> YOUR INSTRUCTIONS:
Each line below should be written out again without any change.

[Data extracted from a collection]

══════

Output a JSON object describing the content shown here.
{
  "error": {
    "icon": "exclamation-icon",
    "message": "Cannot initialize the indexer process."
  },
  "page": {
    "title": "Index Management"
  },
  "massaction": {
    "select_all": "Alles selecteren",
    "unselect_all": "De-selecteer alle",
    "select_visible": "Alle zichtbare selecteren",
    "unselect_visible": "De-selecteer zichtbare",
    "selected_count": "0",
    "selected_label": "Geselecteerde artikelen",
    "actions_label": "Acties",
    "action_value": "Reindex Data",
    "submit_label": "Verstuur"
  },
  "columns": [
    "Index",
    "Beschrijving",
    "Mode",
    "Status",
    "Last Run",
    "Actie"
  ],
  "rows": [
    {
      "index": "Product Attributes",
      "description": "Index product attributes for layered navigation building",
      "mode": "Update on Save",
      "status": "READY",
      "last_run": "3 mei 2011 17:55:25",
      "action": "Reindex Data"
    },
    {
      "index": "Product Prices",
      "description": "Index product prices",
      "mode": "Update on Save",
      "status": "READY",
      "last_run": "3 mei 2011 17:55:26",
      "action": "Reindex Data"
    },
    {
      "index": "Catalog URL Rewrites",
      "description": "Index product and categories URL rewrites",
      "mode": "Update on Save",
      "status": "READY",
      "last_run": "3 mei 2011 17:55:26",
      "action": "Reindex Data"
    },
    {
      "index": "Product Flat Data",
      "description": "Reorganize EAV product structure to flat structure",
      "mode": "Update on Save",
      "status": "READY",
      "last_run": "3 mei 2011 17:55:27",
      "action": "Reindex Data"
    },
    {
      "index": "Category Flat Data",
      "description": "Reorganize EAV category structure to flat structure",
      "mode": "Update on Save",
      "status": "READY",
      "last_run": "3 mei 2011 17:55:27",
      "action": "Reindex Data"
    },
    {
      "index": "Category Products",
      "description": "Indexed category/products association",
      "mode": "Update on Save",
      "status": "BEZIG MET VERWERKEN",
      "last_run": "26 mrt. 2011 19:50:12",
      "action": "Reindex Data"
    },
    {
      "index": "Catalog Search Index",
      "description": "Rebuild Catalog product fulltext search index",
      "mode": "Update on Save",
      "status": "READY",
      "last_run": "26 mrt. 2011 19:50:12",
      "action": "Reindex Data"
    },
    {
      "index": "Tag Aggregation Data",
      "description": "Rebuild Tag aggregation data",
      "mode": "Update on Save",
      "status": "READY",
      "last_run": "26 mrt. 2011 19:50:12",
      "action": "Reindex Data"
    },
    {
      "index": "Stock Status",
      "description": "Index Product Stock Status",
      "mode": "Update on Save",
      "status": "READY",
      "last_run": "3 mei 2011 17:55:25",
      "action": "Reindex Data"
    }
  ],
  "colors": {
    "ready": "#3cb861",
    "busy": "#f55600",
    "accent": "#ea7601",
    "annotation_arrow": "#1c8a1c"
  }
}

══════

> RESULT BELOW:
Output a JSON object describing the content shown here.
{
  "error": {
    "icon": "exclamation-icon",
    "message": "Cannot initialize the indexer process."
  },
  "page": {
    "title": "Index Management"
  },
  "massaction": {
    "select_all": "Alles selecteren",
    "unselect_all": "De-selecteer alle",
    "select_visible": "Alle zichtbare selecteren",
    "unselect_visible": "De-selecteer zichtbare",
    "selected_count": "0",
    "selected_label": "Geselecteerde artikelen",
    "actions_label": "Acties",
    "action_value": "Reindex Data",
    "submit_label": "Verstuur"
  },
  "columns": [
    "Index",
    "Beschrijving",
    "Mode",
    "Status",
    "Last Run",
    "Actie"
  ],
  "rows": [
    {
      "index": "Product Attributes",
      "description": "Index product attributes for layered navigation building",
      "mode": "Update on Save",
      "status": "READY",
      "last_run": "3 mei 2011 17:55:25",
      "action": "Reindex Data"
    },
    {
      "index": "Product Prices",
      "description": "Index product prices",
      "mode": "Update on Save",
      "status": "READY",
      "last_run": "3 mei 2011 17:55:26",
      "action": "Reindex Data"
    },
    {
      "index": "Catalog URL Rewrites",
      "description": "Index product and categories URL rewrites",
      "mode": "Update on Save",
      "status": "READY",
      "last_run": "3 mei 2011 17:55:26",
      "action": "Reindex Data"
    },
    {
      "index": "Product Flat Data",
      "description": "Reorganize EAV product structure to flat structure",
      "mode": "Update on Save",
      "status": "READY",
      "last_run": "3 mei 2011 17:55:27",
      "action": "Reindex Data"
    },
    {
      "index": "Category Flat Data",
      "description": "Reorganize EAV category structure to flat structure",
      "mode": "Update on Save",
      "status": "READY",
      "last_run": "3 mei 2011 17:55:27",
      "action": "Reindex Data"
    },
    {
      "index": "Category Products",
      "description": "Indexed category/products association",
      "mode": "Update on Save",
      "status": "BEZIG MET VERWERKEN",
      "last_run": "26 mrt. 2011 19:50:12",
      "action": "Reindex Data"
    },
    {
      "index": "Catalog Search Index",
      "description": "Rebuild Catalog product fulltext search index",
      "mode": "Update on Save",
      "status": "READY",
      "last_run": "26 mrt. 2011 19:50:12",
      "action": "Reindex Data"
    },
    {
      "index": "Tag Aggregation Data",
      "description": "Rebuild Tag aggregation data",
      "mode": "Update on Save",
      "status": "READY",
      "last_run": "26 mrt. 2011 19:50:12",
      "action": "Reindex Data"
    },
    {
      "index": "Stock Status",
      "description": "Index Product Stock Status",
      "mode": "Update on Save",
      "status": "READY",
      "last_run": "3 mei 2011 17:55:25",
      "action": "Reindex Data"
    }
  ],
  "colors": {
    "ready": "#3cb861",
    "busy": "#f55600",
    "accent": "#ea7601",
    "annotation_arrow": "#1c8a1c"
  }
}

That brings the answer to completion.